Why I Stopped Food Blogging.

In 2007 I started a blog called “Colorhungry,” joining the legions of people starting food and cooking blogs.  I reasoned that #1 I knew how to cook thanks to my grandma, who insisted that I learn, “not to feed a husband,” but to feed myself; and #2 I passionately loved to write.  Obviously, I thought, this would make for a SMASHING success.  My overactive imagination (taking a break from pairing me up with Ryan Reynolds- don’t judge)  conjured up thoughts of appearances on Oprah and an invitation to join the Food Network.  I laugh hysterically thinking about this now, because let me just tell you- I got a pretty rude wakeup call and it happened much faster than I could have imagined.
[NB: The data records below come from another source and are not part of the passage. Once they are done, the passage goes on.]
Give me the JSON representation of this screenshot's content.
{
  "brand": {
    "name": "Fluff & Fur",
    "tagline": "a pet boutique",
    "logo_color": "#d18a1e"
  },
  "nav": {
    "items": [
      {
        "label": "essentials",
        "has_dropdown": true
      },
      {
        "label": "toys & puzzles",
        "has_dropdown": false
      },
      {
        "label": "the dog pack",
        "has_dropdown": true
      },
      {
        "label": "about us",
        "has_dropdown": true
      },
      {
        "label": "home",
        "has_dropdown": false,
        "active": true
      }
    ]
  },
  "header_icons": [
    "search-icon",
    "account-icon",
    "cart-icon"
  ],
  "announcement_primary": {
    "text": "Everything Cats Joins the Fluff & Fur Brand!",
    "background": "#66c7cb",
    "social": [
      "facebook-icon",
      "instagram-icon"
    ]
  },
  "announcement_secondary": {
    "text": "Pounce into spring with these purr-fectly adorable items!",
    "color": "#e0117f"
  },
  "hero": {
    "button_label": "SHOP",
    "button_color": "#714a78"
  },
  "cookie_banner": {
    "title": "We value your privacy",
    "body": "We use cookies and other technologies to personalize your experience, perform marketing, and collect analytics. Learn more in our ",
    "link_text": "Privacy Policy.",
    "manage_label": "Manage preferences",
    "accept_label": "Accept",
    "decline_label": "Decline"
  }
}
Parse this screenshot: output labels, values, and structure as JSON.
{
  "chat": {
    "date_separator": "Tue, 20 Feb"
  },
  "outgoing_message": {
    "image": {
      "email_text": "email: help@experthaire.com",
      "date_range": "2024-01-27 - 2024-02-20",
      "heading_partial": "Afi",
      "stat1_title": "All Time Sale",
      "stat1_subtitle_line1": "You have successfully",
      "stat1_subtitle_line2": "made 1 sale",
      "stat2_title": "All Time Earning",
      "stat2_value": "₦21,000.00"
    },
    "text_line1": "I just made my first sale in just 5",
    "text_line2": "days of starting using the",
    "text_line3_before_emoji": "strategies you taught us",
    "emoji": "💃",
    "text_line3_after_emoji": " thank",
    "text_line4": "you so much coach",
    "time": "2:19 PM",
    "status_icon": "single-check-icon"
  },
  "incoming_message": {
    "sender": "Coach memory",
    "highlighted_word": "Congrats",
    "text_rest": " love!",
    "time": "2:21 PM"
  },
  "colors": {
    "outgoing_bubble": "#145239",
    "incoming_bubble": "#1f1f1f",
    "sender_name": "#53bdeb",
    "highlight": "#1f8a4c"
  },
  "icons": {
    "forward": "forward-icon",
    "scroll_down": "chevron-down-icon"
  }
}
I have nothing at all against cooking or food blogs.  So, why did I pretty quickly grow to loathe my blog?  I resented it.  Every meal became about “Can I put this on the blog?”  It stopped being about the love of food and cooking because it was about getting the perfect shot and writing down a delicious sounding, easy-to-follow recipe (I have so much respect for recipe developers).  The writing started to feel routine and contrived.  Photographing while cooking?  Terrible.  The steam fogs up the lens and you constantly have to wash your hands so you don’t get the camera dirty (and you better keep tons of hand lotion on hand to prevent a rhinoceros-like skin texture).  In the search for the perfect shot, the food often goes cold or loses its luster.  Often, by the time I took a halfway decent picture in crappy light, I was either starving or so frustrated that if I so much as looked at the food for another minute, I was liable to throw a very unflattering fit (don’t judge).

Blogging and writing became a chore because I had boxed myself into this little niche and once I established it, it was very difficult to get out of it.  When you’ve built up one small facet of yourself and that’s all you’ve shown because you THINK that’s what people want, you figure that’s what people expect. I felt trapped.  I never felt like I could write about what I wanted to write about- it was a food/cooking blog and that was that.  Towards the end of Colorhungry, I tried to infuse it with a little more of my actual personality, but by that point, I had lost any passion I might have once had and it felt like too big of a task to try to change it when I wasn’t motivated to do it.

Now, the purpose of this post is NOT to disparage food/cooking blogs.  On the contrary, there are several that I still read and one of my dearest friends in the world is a food/cooking blogger, with a fabulous blog, in which she often branches out of the food/cooking box.  My point with this post is simple.  Blogging only works well when you feel something about what it is you are writing about.  When your writing lacks soul (whether it be passion, interest, humor, etc), it all too often becomes a chore for you and formulaic for readers.  I see so many well-established blogs, of all different persuasions, floundering because the writers have not allowed their blogs to change WITH them.  Blogging burnout is NOT a mythical creature.

I started this blog because I was itching to write again, but this time I wanted to leave myself open to possibilities.  There are so many facets to me- who I am, what I do, what I love, how I perceive the world, that it would be a disservice to MYSELF to limit opportunities.  This time it’s not about how many readers/followers I can get.  It’s not about perks.  It’s not about anything other than the sheer love of writing.  Don’t misunderstand- I am SO THANKFUL to and humbled by everyone who reads and likes this little blog of mine.  This time around, though, when someone responds and connects with me or what I write, it’s just a little sweeter because I know its ME that they’re responding to.  There are A LOT of “theme” blogs out there right now- so many genres to choose from.  I think it’s ok not to fit yourself into a category.  I can honestly say that I have a lot more fun that way.